Rather than looking for neat linear cause-and-effect relationships, it is prudent to think in terms of a "chain of influence." Doing so permits one to identify characteristics and effects of the law at key points in its implementation -- are what a program does with its inputs --the services it provides-- to fulfill its mission, e.g., complaint handling, compliance monitoring, public education about reasonable accommodations, and technical assistance on accessibility.
Activities result in for the program's participants during or after their involvement with the program.
To determine the "results" of a civil rights law, policymakers examining points in its could investigate: (a) costs, e.g., number of federal staff assigned to handle ADA complaints, as an "input"; (b) the number of complaints processed annually, as an "activity"; (c) compliance and/or enforcement, such as the number of settlements, as an "output"; and (d) lifestyle "outcomes" – e.g., homeownership, post-secondary education, or employment---as a result of the law.
How to do all that must, however, be considered within a comprehensive evaluation framework.
Nevertheless, they should not rush into evaluation using inadequate methods that assume a direct cause-and-effect relationship between a primary problem (e.g., discrimination or bias against people with disabilities), a secondary problem (e.g., high unemployment among people with disabilities), and a given "solution" (e.g., passage of ADA).
As noted, societal change is a complex process; a law's implementing programs cannot be isolated from the many institutions (e.g.
With ADA, a new paradigm of disability was firmly established in law and policy.
Moving away from the medical model that traditionally formed the foundation of disability policy, this paradigm offers a civil rights orientation and focuses on societal barriers to full participation rather than individual's functional impairments.

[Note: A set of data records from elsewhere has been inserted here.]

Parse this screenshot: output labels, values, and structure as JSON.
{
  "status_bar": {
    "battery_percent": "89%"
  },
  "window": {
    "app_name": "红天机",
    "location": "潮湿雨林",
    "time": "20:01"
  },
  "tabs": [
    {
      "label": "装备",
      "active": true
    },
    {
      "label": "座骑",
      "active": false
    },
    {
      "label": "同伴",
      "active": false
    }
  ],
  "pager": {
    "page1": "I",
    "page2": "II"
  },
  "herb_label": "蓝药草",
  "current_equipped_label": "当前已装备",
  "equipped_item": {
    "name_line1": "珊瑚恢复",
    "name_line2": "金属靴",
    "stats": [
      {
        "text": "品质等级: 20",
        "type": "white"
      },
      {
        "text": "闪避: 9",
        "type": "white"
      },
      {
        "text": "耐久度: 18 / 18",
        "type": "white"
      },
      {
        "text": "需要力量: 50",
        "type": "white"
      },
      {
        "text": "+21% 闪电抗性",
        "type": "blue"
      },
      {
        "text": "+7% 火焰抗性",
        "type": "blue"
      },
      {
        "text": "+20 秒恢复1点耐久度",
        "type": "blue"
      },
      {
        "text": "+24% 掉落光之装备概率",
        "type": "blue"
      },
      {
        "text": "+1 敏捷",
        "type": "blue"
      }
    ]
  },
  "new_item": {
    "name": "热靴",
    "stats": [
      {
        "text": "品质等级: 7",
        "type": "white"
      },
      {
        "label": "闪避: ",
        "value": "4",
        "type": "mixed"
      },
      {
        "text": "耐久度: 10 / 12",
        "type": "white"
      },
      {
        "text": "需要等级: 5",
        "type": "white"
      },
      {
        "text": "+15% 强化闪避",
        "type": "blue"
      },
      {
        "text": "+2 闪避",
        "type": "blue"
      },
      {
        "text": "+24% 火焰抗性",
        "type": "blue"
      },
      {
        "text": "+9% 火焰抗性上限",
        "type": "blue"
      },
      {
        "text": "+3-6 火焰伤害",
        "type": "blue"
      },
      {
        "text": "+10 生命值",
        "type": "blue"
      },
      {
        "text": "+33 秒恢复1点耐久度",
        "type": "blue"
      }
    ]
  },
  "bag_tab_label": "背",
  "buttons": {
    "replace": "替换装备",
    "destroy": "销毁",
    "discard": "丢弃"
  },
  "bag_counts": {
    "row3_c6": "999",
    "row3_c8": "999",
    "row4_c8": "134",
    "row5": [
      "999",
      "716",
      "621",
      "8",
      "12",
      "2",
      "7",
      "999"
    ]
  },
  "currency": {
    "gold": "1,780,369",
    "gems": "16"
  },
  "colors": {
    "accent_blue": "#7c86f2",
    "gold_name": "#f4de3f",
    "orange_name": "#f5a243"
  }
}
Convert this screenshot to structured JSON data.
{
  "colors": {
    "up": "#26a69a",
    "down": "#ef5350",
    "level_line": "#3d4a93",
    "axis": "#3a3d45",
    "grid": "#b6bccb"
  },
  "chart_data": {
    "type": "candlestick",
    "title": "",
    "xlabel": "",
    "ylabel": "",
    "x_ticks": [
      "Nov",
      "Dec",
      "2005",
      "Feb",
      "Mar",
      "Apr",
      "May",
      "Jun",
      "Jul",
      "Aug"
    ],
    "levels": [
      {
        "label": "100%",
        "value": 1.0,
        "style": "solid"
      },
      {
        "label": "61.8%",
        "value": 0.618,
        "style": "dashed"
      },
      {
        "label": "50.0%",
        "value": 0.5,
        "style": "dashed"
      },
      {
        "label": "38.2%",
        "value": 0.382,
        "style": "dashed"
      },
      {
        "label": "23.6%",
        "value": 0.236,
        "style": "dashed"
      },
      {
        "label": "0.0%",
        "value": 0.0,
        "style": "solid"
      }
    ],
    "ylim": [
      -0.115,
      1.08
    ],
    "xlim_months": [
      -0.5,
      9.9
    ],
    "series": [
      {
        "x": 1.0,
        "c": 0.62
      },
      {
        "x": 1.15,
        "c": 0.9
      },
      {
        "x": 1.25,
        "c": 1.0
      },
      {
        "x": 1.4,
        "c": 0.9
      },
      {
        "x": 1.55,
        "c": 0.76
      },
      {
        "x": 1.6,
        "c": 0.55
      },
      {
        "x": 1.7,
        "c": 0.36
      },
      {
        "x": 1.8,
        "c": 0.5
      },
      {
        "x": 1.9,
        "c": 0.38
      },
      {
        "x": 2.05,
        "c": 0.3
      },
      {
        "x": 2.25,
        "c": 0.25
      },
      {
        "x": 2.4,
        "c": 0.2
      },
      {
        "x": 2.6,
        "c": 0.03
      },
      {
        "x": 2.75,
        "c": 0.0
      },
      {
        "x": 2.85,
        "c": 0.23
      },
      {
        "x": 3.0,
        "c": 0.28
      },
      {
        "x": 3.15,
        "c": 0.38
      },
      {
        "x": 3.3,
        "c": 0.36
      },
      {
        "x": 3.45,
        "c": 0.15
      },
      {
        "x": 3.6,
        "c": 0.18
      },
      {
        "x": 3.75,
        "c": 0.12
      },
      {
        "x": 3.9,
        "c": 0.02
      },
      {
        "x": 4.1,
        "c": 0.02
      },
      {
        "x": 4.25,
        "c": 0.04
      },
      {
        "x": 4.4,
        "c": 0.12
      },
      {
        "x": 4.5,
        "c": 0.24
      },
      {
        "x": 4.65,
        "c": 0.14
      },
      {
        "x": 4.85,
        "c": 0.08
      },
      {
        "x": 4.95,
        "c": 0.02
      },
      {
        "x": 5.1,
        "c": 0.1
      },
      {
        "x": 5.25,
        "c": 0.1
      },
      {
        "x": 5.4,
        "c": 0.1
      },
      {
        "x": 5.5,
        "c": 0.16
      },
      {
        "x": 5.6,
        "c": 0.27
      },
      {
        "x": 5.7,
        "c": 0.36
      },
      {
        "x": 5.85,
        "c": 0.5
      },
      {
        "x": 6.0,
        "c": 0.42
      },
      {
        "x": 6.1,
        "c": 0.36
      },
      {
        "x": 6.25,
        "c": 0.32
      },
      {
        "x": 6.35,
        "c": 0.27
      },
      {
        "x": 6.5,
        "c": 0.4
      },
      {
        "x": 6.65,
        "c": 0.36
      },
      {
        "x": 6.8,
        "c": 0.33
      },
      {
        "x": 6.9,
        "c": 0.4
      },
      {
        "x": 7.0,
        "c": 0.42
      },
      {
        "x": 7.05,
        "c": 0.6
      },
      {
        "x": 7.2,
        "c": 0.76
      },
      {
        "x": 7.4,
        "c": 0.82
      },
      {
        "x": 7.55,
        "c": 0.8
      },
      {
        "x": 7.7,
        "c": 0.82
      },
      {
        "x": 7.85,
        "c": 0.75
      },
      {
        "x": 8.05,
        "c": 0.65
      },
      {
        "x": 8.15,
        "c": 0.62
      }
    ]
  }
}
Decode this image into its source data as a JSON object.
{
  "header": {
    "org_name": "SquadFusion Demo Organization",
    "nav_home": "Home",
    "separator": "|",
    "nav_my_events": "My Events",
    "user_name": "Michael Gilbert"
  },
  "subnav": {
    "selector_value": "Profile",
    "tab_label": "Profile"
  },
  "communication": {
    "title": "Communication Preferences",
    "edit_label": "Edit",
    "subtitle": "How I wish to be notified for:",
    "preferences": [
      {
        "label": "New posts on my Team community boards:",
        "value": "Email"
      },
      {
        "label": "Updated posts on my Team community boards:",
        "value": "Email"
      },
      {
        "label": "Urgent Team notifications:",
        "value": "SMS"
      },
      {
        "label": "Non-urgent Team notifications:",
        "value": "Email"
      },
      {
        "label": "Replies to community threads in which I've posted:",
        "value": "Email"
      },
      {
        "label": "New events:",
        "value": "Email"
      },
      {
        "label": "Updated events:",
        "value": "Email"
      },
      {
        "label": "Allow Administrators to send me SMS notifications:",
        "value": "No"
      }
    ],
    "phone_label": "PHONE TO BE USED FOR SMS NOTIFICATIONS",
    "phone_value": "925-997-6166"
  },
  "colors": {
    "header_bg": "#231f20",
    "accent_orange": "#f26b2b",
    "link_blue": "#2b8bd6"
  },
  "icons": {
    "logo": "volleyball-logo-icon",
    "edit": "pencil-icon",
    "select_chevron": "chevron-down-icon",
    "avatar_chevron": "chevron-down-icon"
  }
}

Research Specialist, National Council on Disability. (The views expressed in this article do not purport to represent the views of the National Council on Disability.) Introduction The Americans with Disabilities Act (ADA) aims to strike a fair balance between the rights of people with disabilities and the legitimate concerns of the business community and other entities covered by the legislation.
To do so, the conceptual framework and language of ADA emphasize empowerment, independence, and inclusion of individuals with disabilities in all aspects of community life, but also "reasonable accommodation" and "undue hardship".
In sum, it is not currently possible to obtain an accurate estimate of ADA's administrative and enforcement costs, although there are signs that its administration may be underfunded at this time.